_REQUIRED ACTION_. Nothing but a number should be given: the count of lines in the data that include the string "screenshot".

_DATASET RECORDS_.
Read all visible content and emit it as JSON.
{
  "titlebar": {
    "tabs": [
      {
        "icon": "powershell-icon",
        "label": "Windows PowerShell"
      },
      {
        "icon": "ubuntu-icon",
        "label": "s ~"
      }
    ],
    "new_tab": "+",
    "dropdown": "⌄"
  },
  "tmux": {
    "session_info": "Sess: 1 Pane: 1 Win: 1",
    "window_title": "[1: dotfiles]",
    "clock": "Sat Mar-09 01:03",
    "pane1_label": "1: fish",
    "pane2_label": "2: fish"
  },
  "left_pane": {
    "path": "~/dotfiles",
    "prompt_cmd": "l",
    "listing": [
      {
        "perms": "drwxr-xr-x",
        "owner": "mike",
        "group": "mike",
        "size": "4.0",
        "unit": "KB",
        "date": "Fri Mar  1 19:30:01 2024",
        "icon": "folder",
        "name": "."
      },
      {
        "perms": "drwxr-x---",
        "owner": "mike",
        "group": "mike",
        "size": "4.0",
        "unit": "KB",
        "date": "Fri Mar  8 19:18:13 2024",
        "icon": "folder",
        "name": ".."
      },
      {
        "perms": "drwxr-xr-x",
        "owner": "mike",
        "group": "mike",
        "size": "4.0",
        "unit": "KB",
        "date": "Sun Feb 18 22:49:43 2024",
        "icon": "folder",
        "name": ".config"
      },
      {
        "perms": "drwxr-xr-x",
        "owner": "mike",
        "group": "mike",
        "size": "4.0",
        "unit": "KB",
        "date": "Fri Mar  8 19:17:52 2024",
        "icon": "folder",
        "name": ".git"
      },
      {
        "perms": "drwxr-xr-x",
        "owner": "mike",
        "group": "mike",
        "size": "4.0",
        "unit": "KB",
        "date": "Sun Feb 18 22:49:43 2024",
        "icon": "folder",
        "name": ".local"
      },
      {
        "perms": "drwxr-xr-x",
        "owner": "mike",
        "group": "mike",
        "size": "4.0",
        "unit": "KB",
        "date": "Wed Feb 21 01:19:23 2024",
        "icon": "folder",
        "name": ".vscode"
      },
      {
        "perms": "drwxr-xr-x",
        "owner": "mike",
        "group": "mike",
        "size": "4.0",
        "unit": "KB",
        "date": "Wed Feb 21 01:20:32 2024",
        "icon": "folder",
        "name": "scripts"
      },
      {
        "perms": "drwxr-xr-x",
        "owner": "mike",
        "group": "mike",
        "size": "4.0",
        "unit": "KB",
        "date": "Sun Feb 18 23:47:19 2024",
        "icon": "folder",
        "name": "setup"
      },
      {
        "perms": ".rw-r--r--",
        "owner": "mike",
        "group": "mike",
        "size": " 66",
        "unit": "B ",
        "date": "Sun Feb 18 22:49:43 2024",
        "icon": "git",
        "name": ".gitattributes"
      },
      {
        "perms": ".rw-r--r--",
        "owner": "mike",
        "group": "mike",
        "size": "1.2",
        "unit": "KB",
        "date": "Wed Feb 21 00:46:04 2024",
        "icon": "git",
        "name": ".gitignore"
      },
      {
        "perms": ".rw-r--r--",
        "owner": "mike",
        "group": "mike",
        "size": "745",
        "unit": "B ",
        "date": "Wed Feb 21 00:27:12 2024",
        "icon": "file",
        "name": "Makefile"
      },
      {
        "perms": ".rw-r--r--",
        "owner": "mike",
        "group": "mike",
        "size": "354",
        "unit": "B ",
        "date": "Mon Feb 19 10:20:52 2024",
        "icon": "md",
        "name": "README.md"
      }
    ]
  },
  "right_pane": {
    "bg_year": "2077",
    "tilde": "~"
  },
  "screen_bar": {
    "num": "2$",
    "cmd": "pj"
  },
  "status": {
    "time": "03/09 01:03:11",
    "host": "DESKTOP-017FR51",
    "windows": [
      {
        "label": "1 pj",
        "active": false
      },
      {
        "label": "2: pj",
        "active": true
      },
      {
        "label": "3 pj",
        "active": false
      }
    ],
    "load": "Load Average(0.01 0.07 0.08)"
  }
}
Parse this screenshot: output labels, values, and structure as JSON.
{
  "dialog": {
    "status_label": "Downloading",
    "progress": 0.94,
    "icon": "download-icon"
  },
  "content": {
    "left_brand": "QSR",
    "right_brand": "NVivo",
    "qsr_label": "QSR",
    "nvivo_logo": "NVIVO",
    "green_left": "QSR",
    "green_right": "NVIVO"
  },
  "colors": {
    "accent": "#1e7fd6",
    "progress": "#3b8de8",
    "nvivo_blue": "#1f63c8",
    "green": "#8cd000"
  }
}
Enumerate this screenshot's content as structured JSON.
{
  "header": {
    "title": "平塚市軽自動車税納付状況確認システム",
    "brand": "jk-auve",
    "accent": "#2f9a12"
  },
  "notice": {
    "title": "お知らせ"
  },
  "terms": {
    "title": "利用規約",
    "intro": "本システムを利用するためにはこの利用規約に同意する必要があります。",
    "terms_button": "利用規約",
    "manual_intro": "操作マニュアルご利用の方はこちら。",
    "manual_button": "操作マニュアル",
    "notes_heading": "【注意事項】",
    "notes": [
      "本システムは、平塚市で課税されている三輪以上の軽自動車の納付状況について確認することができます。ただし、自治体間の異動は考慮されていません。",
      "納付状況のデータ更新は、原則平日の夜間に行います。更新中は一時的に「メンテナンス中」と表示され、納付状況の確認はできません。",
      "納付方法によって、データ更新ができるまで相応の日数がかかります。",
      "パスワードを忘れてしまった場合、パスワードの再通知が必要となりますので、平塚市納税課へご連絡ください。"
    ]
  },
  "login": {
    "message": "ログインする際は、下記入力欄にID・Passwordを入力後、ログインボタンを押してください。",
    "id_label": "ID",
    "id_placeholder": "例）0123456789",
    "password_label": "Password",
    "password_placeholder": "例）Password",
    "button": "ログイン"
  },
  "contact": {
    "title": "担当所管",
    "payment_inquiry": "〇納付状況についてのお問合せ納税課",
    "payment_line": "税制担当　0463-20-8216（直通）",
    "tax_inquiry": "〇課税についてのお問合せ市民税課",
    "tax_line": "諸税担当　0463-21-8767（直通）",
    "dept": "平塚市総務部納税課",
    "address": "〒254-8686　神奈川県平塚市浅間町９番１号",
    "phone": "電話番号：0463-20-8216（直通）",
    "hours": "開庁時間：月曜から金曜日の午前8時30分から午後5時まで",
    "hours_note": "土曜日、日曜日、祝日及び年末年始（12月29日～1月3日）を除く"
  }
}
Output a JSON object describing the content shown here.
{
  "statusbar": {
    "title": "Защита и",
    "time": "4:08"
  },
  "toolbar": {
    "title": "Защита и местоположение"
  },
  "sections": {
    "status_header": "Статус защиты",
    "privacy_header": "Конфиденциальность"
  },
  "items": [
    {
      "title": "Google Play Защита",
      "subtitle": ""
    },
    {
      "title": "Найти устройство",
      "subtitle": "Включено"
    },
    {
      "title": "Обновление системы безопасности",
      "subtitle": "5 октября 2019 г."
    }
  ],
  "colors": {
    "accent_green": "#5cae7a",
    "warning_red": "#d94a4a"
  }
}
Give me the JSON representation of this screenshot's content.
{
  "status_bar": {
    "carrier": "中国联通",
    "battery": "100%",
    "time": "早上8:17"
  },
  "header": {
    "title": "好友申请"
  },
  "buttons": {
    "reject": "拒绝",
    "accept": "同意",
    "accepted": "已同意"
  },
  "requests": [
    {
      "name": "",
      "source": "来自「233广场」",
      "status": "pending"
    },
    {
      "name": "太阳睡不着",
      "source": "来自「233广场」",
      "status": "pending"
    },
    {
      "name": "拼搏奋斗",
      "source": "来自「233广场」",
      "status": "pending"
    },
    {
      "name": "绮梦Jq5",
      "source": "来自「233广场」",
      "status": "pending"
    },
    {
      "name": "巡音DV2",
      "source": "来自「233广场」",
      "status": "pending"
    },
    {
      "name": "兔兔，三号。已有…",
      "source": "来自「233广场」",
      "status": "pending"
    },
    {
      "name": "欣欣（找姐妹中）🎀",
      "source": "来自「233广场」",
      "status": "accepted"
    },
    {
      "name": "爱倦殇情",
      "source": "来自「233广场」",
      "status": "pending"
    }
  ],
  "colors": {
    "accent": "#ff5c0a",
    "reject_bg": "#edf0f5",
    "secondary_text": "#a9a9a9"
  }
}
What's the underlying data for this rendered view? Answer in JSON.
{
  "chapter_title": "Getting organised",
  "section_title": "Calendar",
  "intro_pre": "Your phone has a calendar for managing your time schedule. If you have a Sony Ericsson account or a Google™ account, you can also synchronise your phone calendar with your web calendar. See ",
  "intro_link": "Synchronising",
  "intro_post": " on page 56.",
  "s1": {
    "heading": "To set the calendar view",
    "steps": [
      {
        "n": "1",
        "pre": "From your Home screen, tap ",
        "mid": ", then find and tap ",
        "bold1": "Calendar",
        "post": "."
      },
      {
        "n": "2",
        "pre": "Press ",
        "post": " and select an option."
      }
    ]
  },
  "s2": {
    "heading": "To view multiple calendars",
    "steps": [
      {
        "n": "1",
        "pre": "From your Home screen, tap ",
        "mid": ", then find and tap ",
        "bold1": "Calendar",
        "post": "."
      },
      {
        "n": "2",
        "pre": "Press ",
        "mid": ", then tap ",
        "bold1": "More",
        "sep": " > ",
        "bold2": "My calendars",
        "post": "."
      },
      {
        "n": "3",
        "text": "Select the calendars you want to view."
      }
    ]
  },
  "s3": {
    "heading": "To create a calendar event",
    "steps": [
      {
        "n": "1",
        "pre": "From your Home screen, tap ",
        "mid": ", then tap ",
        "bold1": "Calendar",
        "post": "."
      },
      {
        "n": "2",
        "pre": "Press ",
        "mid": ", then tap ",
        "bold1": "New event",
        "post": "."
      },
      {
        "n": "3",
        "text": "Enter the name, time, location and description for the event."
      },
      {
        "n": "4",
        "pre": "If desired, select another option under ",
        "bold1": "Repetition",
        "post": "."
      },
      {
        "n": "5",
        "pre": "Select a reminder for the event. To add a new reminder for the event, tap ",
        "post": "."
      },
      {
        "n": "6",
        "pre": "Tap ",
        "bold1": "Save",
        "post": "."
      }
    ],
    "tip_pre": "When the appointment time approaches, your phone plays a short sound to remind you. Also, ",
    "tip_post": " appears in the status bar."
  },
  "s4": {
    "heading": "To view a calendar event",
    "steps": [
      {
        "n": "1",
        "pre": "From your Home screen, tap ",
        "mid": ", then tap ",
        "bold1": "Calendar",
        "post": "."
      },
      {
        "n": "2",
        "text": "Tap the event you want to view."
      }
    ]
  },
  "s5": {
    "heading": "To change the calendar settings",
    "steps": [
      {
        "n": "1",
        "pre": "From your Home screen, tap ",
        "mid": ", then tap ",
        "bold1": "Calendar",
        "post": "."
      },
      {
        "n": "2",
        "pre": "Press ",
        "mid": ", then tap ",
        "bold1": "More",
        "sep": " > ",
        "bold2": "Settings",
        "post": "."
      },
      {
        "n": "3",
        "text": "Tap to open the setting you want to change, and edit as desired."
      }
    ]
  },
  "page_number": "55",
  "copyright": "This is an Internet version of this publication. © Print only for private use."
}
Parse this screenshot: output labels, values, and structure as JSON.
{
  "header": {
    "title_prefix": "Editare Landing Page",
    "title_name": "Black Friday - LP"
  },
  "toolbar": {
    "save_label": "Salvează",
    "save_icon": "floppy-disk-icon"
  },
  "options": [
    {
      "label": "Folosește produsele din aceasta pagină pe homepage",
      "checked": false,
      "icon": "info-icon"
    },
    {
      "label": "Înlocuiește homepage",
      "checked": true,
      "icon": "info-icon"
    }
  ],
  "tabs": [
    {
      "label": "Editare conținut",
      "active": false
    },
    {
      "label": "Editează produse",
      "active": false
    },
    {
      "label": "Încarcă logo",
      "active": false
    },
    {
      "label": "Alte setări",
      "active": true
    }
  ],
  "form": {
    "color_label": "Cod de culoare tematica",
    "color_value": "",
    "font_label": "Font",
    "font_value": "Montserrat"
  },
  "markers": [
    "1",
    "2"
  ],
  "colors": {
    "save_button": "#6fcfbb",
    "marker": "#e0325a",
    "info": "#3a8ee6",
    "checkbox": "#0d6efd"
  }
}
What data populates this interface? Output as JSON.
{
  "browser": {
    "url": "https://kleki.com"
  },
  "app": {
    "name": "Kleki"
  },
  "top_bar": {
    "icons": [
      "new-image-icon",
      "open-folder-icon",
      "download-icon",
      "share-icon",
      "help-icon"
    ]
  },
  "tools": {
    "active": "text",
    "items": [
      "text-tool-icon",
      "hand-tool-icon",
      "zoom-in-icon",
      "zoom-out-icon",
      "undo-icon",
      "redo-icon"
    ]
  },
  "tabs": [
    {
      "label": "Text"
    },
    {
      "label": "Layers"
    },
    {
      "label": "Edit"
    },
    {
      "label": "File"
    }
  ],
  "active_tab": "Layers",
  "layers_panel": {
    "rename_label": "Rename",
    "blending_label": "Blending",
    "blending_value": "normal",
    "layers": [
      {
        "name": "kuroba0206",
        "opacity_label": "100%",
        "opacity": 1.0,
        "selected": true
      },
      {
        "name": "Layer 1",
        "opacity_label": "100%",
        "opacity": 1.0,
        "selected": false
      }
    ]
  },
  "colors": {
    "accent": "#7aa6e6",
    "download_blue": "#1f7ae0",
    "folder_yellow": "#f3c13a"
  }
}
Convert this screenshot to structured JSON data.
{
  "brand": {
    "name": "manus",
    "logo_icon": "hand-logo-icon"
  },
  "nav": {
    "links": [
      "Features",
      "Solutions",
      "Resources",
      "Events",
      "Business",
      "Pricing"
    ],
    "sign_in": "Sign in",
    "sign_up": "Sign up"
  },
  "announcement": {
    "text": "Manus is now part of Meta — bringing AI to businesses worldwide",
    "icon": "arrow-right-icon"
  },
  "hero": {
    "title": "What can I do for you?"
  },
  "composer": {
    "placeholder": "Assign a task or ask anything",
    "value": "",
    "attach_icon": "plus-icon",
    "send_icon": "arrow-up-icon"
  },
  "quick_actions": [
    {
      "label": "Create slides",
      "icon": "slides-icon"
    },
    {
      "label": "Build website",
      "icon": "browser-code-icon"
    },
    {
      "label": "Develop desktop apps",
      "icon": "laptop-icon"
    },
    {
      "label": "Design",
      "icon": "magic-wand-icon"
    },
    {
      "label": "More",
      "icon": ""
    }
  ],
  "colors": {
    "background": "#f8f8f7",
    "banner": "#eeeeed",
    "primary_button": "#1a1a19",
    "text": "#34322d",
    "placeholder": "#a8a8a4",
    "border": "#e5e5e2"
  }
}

_YOUR RESPONSE_. 5